When the Angry Arab repeatedly rails against the White Man and those who seek to please this White Man, he tells us something about Arab Americans. Take this posting for instance:
All Saudi media are celebrating: they are proud that CNN (i.e. the White Man) has called the Saudi King “a maker of history.” I would not call him a maker of a chair or a cake, but that is just me. (thanks Jamal)
Or this one:
This will be a cause for celebration. The Lebanonese will declare it evidence of the presence of the White Man in them: “The team says it found a particular DNA signature which recently appeared in Lebanon and is probably linked to the crusades.” (thanks Kawkab, Jens, and David)
Or yet another:
No Arab publication exhibits the inferiority complexes towards the White Man more than An-Nahar (the right-wing, sectarian Christian, anti-Syrian (people), anti-Palestinian (people) Lebanese daily). Here, they interview an expert on American politics who has nothing to do with the Middle East and they ask him detailed questions about the Middle East and the potato homeland.
When the White Man finds a Wog he Likes. You have to give it to the White Man. Really. I mean, when he finds a wog that he likes, he really really promotes him/her. Look at the case of Sari Nusseibeh (or how Hirsi Ali’s book was elevated to the New York Times’ bestseller list weeks after her arrival into the US, and how she has instantly become as American as banana cream pie).
When one searches the Angry Arab News’s archives, he finds around 105 posts in which the phrase “White Man” occurs, often multiple times in the same post. Even in his recent piece on May Murr, one finds the phrase الرجل الأبيض (rajul al-bayed, lit. the white man). There is an irony here that Abukhalil may be playing up intentionally; the Lebanese, perhaps more than any subset of
Phoenicians Arabs, often pride themselves on being of fairer hue than most of of their Arab brethren and it is not uncommon for them to describe themselves as “Mediterraneans” or whites. This is common among many Arabs, including North Africans. These peoples often do not differ physically in any meaningful sense from Greeks, Italians, or Portuguese people (on the other hand, many Arabs are obviously far more distinctive which causes confusion in self-perception in multi-racial and multi-cultural settings, such as the United States). The irony is of course that though these folks may often consider themselves to be “white men,” they are perceived by many Westerners are being brown or something else not quite “white.” Perception trumps physiology.

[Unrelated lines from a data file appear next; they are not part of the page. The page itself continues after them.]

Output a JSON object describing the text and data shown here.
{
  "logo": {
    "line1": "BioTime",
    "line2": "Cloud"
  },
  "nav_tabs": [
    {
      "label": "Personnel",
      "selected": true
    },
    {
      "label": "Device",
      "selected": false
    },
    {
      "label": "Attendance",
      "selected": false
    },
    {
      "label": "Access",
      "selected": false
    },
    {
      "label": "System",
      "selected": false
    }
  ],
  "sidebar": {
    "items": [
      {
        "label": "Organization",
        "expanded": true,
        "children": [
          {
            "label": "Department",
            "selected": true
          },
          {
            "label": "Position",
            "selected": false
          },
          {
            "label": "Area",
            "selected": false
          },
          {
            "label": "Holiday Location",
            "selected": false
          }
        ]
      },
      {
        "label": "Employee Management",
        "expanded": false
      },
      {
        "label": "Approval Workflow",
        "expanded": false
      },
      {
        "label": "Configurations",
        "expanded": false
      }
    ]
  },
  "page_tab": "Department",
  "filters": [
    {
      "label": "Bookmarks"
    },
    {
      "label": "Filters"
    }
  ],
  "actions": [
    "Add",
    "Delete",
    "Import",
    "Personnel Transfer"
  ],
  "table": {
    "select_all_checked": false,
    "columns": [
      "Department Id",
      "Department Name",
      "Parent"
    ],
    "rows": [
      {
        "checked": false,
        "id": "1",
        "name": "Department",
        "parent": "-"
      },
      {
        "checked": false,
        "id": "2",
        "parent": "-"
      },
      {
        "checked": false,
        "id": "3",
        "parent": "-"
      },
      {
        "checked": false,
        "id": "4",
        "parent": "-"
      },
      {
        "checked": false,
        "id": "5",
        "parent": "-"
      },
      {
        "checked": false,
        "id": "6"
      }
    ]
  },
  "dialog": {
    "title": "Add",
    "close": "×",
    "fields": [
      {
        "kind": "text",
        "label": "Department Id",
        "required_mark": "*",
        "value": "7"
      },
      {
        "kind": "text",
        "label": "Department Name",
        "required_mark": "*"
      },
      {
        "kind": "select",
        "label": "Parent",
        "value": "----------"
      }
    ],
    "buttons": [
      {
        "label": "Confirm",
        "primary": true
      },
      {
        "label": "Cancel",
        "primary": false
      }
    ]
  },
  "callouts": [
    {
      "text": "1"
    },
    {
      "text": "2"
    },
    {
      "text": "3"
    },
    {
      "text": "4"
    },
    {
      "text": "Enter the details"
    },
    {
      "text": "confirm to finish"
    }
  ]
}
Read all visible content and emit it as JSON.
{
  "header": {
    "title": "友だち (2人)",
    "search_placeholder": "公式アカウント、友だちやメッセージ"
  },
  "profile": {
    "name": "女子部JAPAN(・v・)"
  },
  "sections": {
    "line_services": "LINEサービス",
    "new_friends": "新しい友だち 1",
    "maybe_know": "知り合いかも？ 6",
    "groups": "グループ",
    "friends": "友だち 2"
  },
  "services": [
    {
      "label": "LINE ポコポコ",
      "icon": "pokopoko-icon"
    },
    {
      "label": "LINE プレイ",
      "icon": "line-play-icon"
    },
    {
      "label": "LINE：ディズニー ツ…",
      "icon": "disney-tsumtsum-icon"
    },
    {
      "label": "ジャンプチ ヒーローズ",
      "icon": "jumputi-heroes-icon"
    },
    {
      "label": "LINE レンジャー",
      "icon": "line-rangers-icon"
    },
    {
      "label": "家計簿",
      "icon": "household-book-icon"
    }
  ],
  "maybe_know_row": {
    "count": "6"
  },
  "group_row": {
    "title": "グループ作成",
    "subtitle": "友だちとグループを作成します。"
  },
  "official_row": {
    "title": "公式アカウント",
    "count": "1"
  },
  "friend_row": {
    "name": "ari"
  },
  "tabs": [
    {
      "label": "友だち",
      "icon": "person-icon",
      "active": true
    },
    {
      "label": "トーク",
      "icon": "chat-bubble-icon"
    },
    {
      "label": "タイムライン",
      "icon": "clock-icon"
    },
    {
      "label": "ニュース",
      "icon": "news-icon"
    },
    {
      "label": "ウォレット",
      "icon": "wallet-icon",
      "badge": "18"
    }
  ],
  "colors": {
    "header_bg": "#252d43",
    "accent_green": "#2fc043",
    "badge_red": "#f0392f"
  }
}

The attitude that the repeated use of the “White Man” reflects is typical of many Arab immigrants to the United States who came after the 1960’s, and whose racial and political attitudes are colored with Third World orientations as opposed to the concerted assimilationism of earlier generations of Arab immigrants. The line between whiteness and otherliness is a point of continuing controversy among Arab Americans.